(Data entries)
==============================
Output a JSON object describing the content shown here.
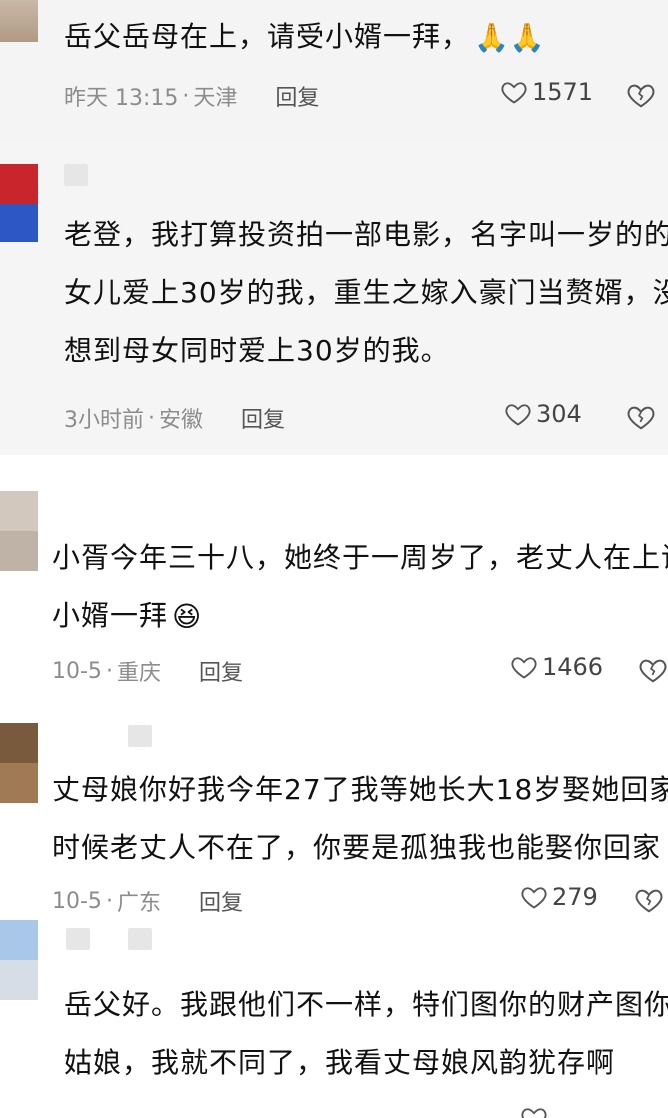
{
  "comments": [
    {
      "lines": [
        "岳父岳母在上，请受小婿一拜，"
      ],
      "emoji": "🙏🙏",
      "time": "昨天 13:15",
      "location": "天津",
      "reply_label": "回复",
      "likes": "1571"
    },
    {
      "lines": [
        "老登，我打算投资拍一部电影，名字叫一岁的的",
        "女儿爱上30岁的我，重生之嫁入豪门当赘婿，没",
        "想到母女同时爱上30岁的我。"
      ],
      "time": "3小时前",
      "location": "安徽",
      "reply_label": "回复",
      "likes": "304"
    },
    {
      "lines": [
        "小胥今年三十八，她终于一周岁了，老丈人在上请受",
        "小婿一拜"
      ],
      "emoji": "😆",
      "time": "10-5",
      "location": "重庆",
      "reply_label": "回复",
      "likes": "1466"
    },
    {
      "lines": [
        "丈母娘你好我今年27了我等她长大18岁娶她回家，到",
        "时候老丈人不在了，你要是孤独我也能娶你回家"
      ],
      "emoji": "🌹",
      "time": "10-5",
      "location": "广东",
      "reply_label": "回复",
      "likes": "279"
    },
    {
      "lines": [
        "岳父好。我跟他们不一样，特们图你的财产图你",
        "姑娘，我就不同了，我看丈母娘风韵犹存啊"
      ]
    }
  ],
  "colors": {
    "heart": "#555555",
    "meta": "#8c8c8c",
    "band": "#f5f5f5"
  },
  "icons": {
    "like": "heart-outline-icon",
    "dislike": "broken-heart-icon"
  }
}
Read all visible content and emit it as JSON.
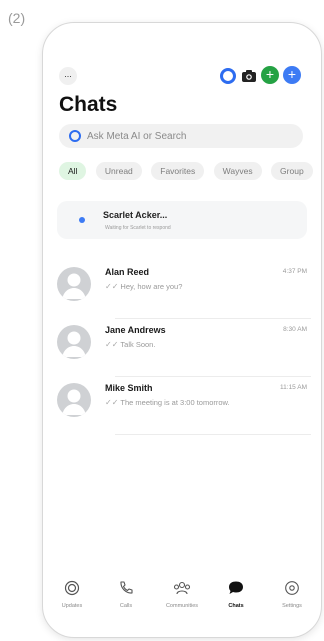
{
  "screenshot_label": "(2)",
  "header": {
    "title": "Chats",
    "more_label": "...",
    "new_chat_label": "+",
    "add_label": "+"
  },
  "search": {
    "placeholder": "Ask Meta AI or Search"
  },
  "filters": [
    "All",
    "Unread",
    "Favorites",
    "Wayves",
    "Group"
  ],
  "pinned": {
    "name": "Scarlet Acker...",
    "subtitle": "Waiting for Scarlet to respond"
  },
  "chats": [
    {
      "name": "Alan Reed",
      "time": "4:37 PM",
      "message": "Hey, how are you?"
    },
    {
      "name": "Jane Andrews",
      "time": "8:30 AM",
      "message": "Talk Soon."
    },
    {
      "name": "Mike Smith",
      "time": "11:15 AM",
      "message": "The meeting is at 3:00 tomorrow."
    }
  ],
  "tabs": [
    {
      "label": "Updates",
      "icon": "updates-icon"
    },
    {
      "label": "Calls",
      "icon": "phone-icon"
    },
    {
      "label": "Communities",
      "icon": "communities-icon"
    },
    {
      "label": "Chats",
      "icon": "chat-bubble-icon"
    },
    {
      "label": "Settings",
      "icon": "settings-icon"
    }
  ],
  "colors": {
    "accent_green": "#25a244",
    "accent_blue": "#3d7bf4",
    "chip_active": "#dff5e2"
  }
}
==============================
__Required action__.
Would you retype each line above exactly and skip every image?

__Your response__.
Output a JSON object describing the content shown here.
{
  "comments": [
    {
      "lines": [
        "岳父岳母在上，请受小婿一拜，"
      ],
      "emoji": "🙏🙏",
      "time": "昨天 13:15",
      "location": "天津",
      "reply_label": "回复",
      "likes": "1571"
    },
    {
      "lines": [
        "老登，我打算投资拍一部电影，名字叫一岁的的",
        "女儿爱上30岁的我，重生之嫁入豪门当赘婿，没",
        "想到母女同时爱上30岁的我。"
      ],
      "time": "3小时前",
      "location": "安徽",
      "reply_label": "回复",
      "likes": "304"
    },
    {
      "lines": [
        "小胥今年三十八，她终于一周岁了，老丈人在上请受",
        "小婿一拜"
      ],
      "emoji": "😆",
      "time": "10-5",
      "location": "重庆",
      "reply_label": "回复",
      "likes": "1466"
    },
    {
      "lines": [
        "丈母娘你好我今年27了我等她长大18岁娶她回家，到",
        "时候老丈人不在了，你要是孤独我也能娶你回家"
      ],
      "emoji": "🌹",
      "time": "10-5",
      "location": "广东",
      "reply_label": "回复",
      "likes": "279"
    },
    {
      "lines": [
        "岳父好。我跟他们不一样，特们图你的财产图你",
        "姑娘，我就不同了，我看丈母娘风韵犹存啊"
      ]
    }
  ],
  "colors": {
    "heart": "#555555",
    "meta": "#8c8c8c",
    "band": "#f5f5f5"
  },
  "icons": {
    "like": "heart-outline-icon",
    "dislike": "broken-heart-icon"
  }
}
Read all visible content and emit it as JSON.
{
  "screenshot_label": "(2)",
  "header": {
    "title": "Chats",
    "more_label": "...",
    "new_chat_label": "+",
    "add_label": "+"
  },
  "search": {
    "placeholder": "Ask Meta AI or Search"
  },
  "filters": [
    "All",
    "Unread",
    "Favorites",
    "Wayves",
    "Group"
  ],
  "pinned": {
    "name": "Scarlet Acker...",
    "subtitle": "Waiting for Scarlet to respond"
  },
  "chats": [
    {
      "name": "Alan Reed",
      "time": "4:37 PM",
      "message": "Hey, how are you?"
    },
    {
      "name": "Jane Andrews",
      "time": "8:30 AM",
      "message": "Talk Soon."
    },
    {
      "name": "Mike Smith",
      "time": "11:15 AM",
      "message": "The meeting is at 3:00 tomorrow."
    }
  ],
  "tabs": [
    {
      "label": "Updates",
      "icon": "updates-icon"
    },
    {
      "label": "Calls",
      "icon": "phone-icon"
    },
    {
      "label": "Communities",
      "icon": "communities-icon"
    },
    {
      "label": "Chats",
      "icon": "chat-bubble-icon"
    },
    {
      "label": "Settings",
      "icon": "settings-icon"
    }
  ],
  "colors": {
    "accent_green": "#25a244",
    "accent_blue": "#3d7bf4",
    "chip_active": "#dff5e2"
  }
}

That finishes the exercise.